In the cool morn­ing, I emp­ty the bulb pack­ages into dirt with my son. I show him how to plant each bulb upright, light­ly cov­er them all with top­soil. When I unwrap the peony bulbs, my son breaks into gig­gles. “Look!” he says. “Mon­sters!” He kiss­es their gnarled, trail­ing roots. When we plant them, he sprin­kles them with soil and pats them with his small hand.

How are you doing?” my moth­er asks. Adjust­ing the phone, I watch my son run his Bee­tle over and around my lap. I run my fin­gers through his hair, mak­ing fur­row after fur­row. His sweet baby scent, giv­ing way to the fra­grance of earth and sweat—the wind dis­till­ing. “I’m fine,” I say.

I pause from weed­ing gar­den beds and look up into the tree line. The tips of pines hiss and crack­le under a sheen of static—the gar­bled voic­es almost com­pre­hen­si­ble. I plunge the trow­el deep­er, earth­worms and pill bugs squirm­ing up from crest­ing soil. Under my hand, the dark­ness puls­es. Beside me, my son scoops earth into his tin pail, trac­ing the flower beds his hands. He pets the inky shoots, say­ing, “Listen—can you hear them sing?”

 

 

From the writer

:: Account ::

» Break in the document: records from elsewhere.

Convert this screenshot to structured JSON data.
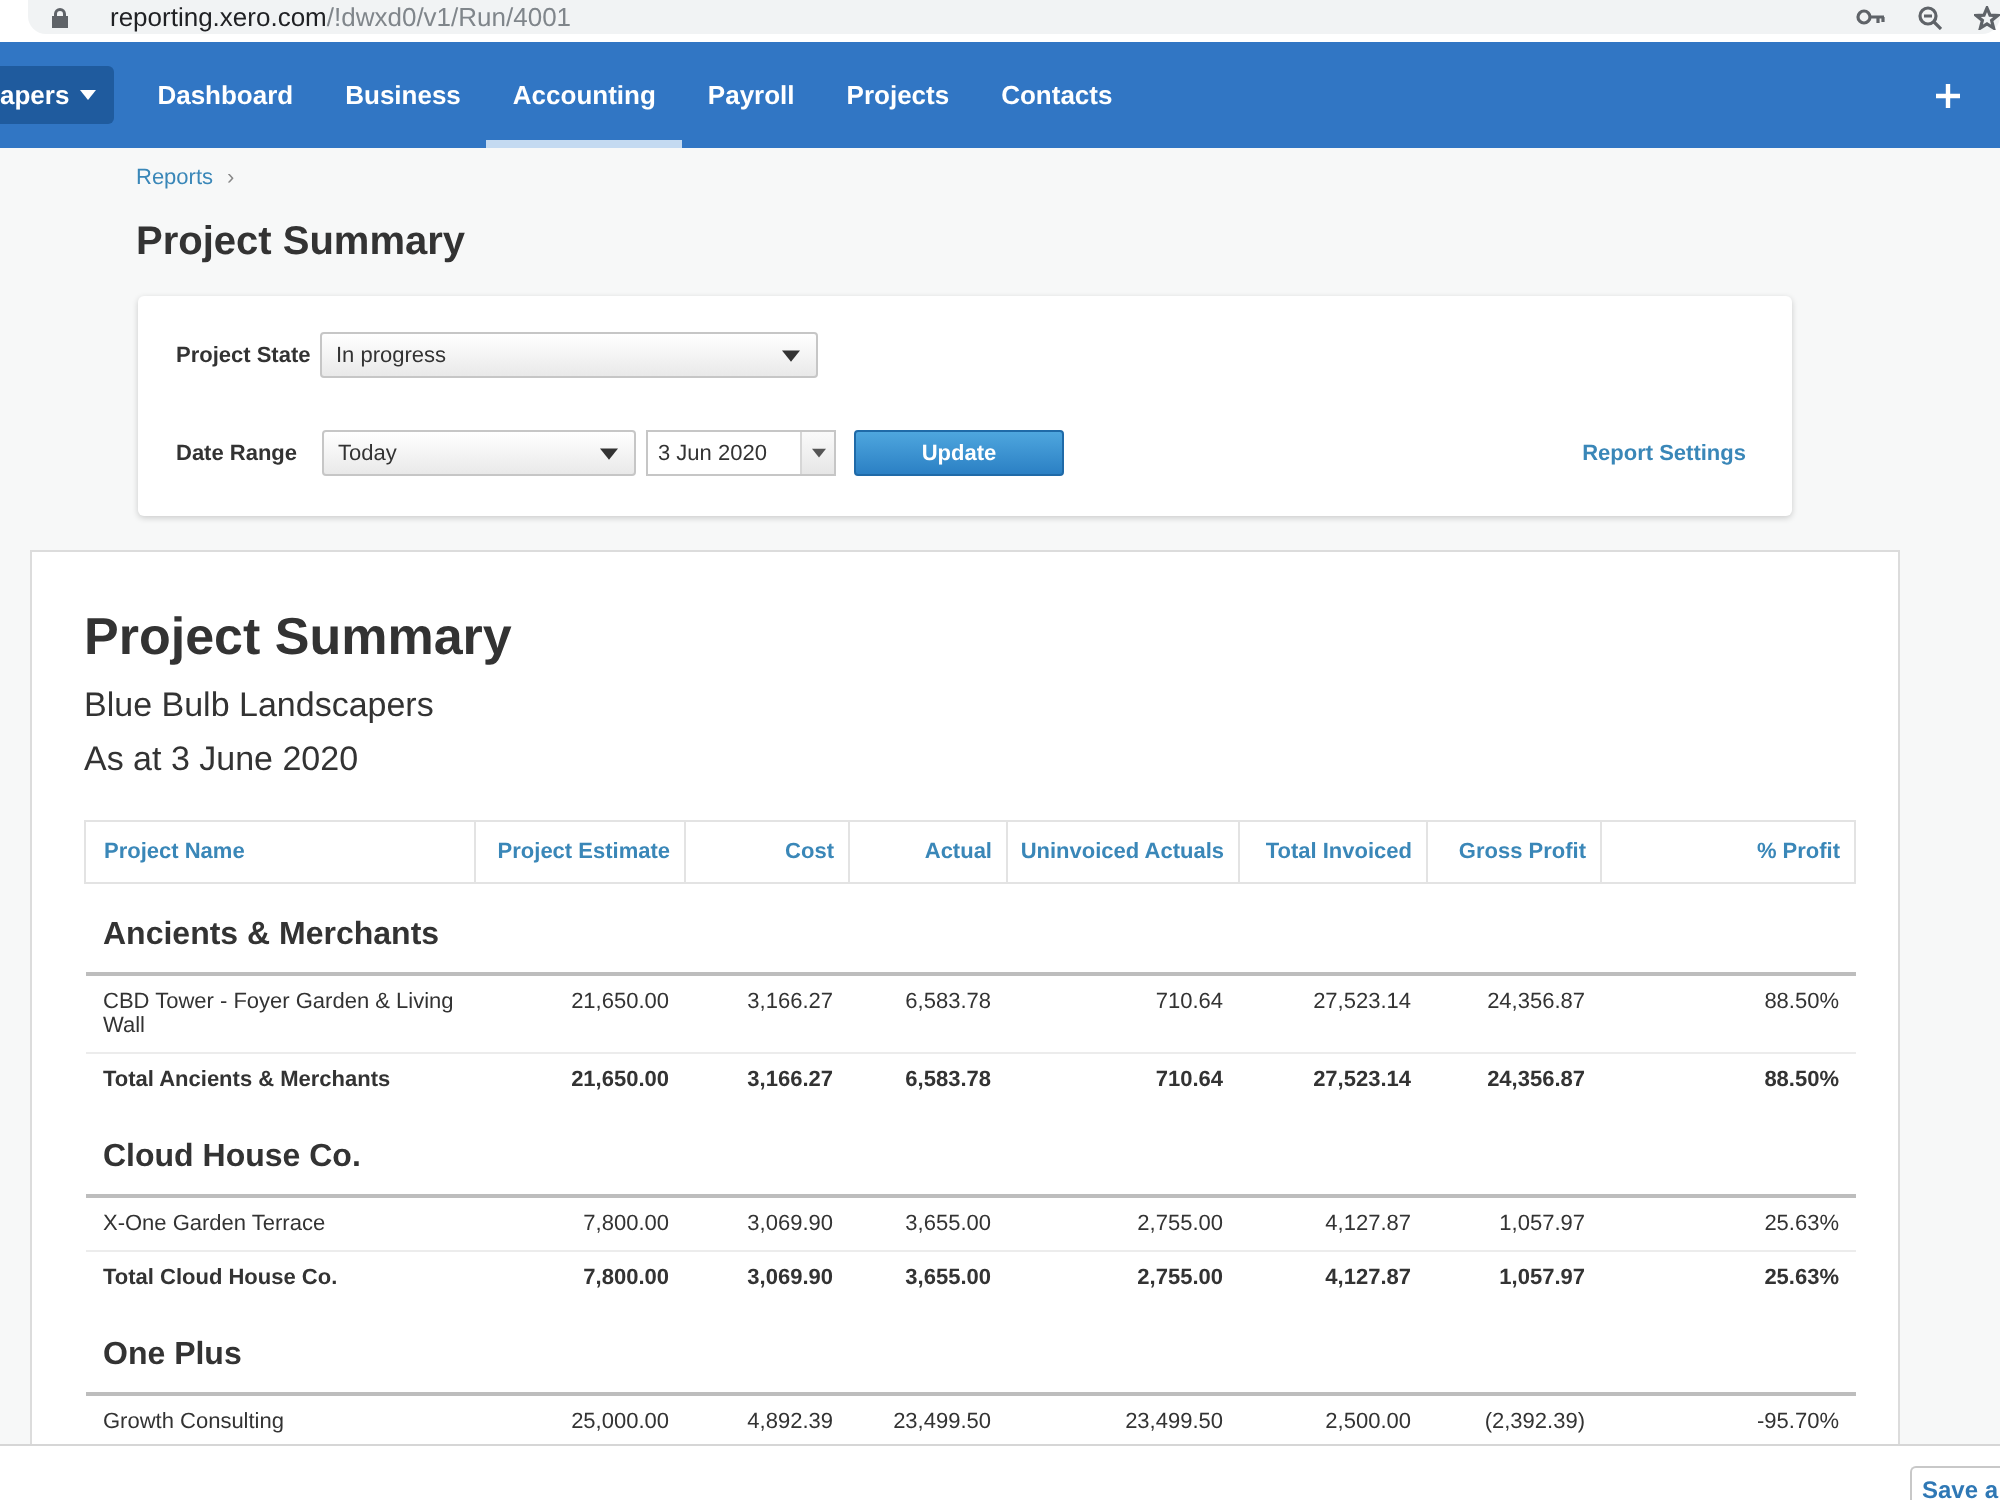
{
  "browser": {
    "url_host": "reporting.xero.com",
    "url_path": "/!dwxd0/v1/Run/4001"
  },
  "nav": {
    "org_button": "apers",
    "tabs": [
      {
        "label": "Dashboard",
        "selected": false
      },
      {
        "label": "Business",
        "selected": false
      },
      {
        "label": "Accounting",
        "selected": true
      },
      {
        "label": "Payroll",
        "selected": false
      },
      {
        "label": "Projects",
        "selected": false
      },
      {
        "label": "Contacts",
        "selected": false
      }
    ]
  },
  "breadcrumb": {
    "items": [
      "Reports"
    ],
    "separator": "›"
  },
  "page_title": "Project Summary",
  "filters": {
    "project_state": {
      "label": "Project State",
      "value": "In progress"
    },
    "date_range": {
      "label": "Date Range",
      "period": "Today",
      "date": "3 Jun 2020"
    },
    "update_button": "Update",
    "report_settings_link": "Report Settings"
  },
  "report": {
    "title": "Project Summary",
    "organisation": "Blue Bulb Landscapers",
    "as_at": "As at 3 June 2020",
    "table": {
      "columns": [
        "Project Name",
        "Project Estimate",
        "Cost",
        "Actual",
        "Uninvoiced Actuals",
        "Total Invoiced",
        "Gross Profit",
        "% Profit"
      ],
      "groups": [
        {
          "name": "Ancients & Merchants",
          "rows": [
            [
              "CBD Tower - Foyer Garden & Living Wall",
              "21,650.00",
              "3,166.27",
              "6,583.78",
              "710.64",
              "27,523.14",
              "24,356.87",
              "88.50%"
            ]
          ],
          "total": [
            "Total Ancients & Merchants",
            "21,650.00",
            "3,166.27",
            "6,583.78",
            "710.64",
            "27,523.14",
            "24,356.87",
            "88.50%"
          ]
        },
        {
          "name": "Cloud House Co.",
          "rows": [
            [
              "X-One Garden Terrace",
              "7,800.00",
              "3,069.90",
              "3,655.00",
              "2,755.00",
              "4,127.87",
              "1,057.97",
              "25.63%"
            ]
          ],
          "total": [
            "Total Cloud House Co.",
            "7,800.00",
            "3,069.90",
            "3,655.00",
            "2,755.00",
            "4,127.87",
            "1,057.97",
            "25.63%"
          ]
        },
        {
          "name": "One Plus",
          "rows": [
            [
              "Growth Consulting",
              "25,000.00",
              "4,892.39",
              "23,499.50",
              "23,499.50",
              "2,500.00",
              "(2,392.39)",
              "-95.70%"
            ]
          ]
        }
      ]
    }
  },
  "footer": {
    "save_button": "Save a"
  }
}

Before I wrote cre­ative non­fic­tion, I was a poet. I decid­ed to approach my expe­ri­ences with ill­ness through the lyric essay because the form allows me to cre­ate a sus­tained nar­ra­tive. I use my train­ing as a poet to hone tone, rhythm, and con­cise­ness of lan­guage. Writ­ing poet­ry has also helped me incor­po­rate strong imagery in my cre­ative non­fic­tion pieces like “Surge.”

Surge” is part of a four-part series that explores my expe­ri­ences in moth­er­hood, men­tal ill­ness, and elec­tro­con­vul­sive ther­a­py. After giv­ing birth to my son, I fell into a deep post­par­tum depres­sion, which was com­pound­ed by my exist­ing men­tal health issues. This essay describes a peri­od of reprieve, when my depres­sion improved. At the same time, “Surge” fore­shad­ows my hos­pi­tal­iza­tion and ECT treat­ments a few short months lat­er.

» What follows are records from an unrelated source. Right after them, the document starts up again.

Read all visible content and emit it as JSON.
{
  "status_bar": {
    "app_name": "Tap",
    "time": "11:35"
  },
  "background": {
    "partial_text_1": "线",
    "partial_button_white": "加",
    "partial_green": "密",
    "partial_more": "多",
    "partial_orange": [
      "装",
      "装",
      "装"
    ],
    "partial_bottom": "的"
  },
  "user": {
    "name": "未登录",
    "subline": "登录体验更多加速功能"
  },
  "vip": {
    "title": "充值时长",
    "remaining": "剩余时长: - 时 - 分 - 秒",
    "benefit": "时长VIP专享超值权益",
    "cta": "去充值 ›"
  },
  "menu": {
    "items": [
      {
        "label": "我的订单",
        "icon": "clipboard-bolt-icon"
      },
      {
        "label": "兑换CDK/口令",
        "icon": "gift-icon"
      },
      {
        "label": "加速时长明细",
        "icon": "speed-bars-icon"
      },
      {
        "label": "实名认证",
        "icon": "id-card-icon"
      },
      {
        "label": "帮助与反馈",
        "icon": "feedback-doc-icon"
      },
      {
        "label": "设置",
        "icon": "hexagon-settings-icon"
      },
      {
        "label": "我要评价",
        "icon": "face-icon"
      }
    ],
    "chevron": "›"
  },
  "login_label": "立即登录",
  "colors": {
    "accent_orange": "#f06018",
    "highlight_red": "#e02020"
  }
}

In “Surge,” the mon­sters and earth play a vital role in describ­ing the moth­er-child rela­tion­ship. I rely on mag­i­cal real­ism to cre­ate an envi­ron­ment where myth becomes truth, pow­er, and heal­ing. Read­ers are encour­aged to take leaps in imag­i­na­tion, to fill those gaps with their own voic­es.

 

A Kundi­man Fel­low and Soar­ing Gar­dens Res­i­dent, Sayuri Ayers is a native of Colum­bus, Ohio. Her prose and poet­ry have appeared in Entropy, SWWIM, Hobart, The Pinch, and oth­er lit­er­ary jour­nals. She is the author of two chap­books: Radish Legs, Duck Feet (Green Bot­tle Press, 2016) and Mother/Wound (forth­com­ing from Full/Crescent Press). Her lyric essay man­u­script, Beast-Moth­er, was a final­ist in the Paper Nau­tilus’ 2019 Vel­la Chap­book Com­pe­ti­tion. She has also received grants from the Ohio Arts Coun­cil, Greater Colum­bus Arts Coun­cil, and VSA Ohio. Please vis­it her at sayuriayers.com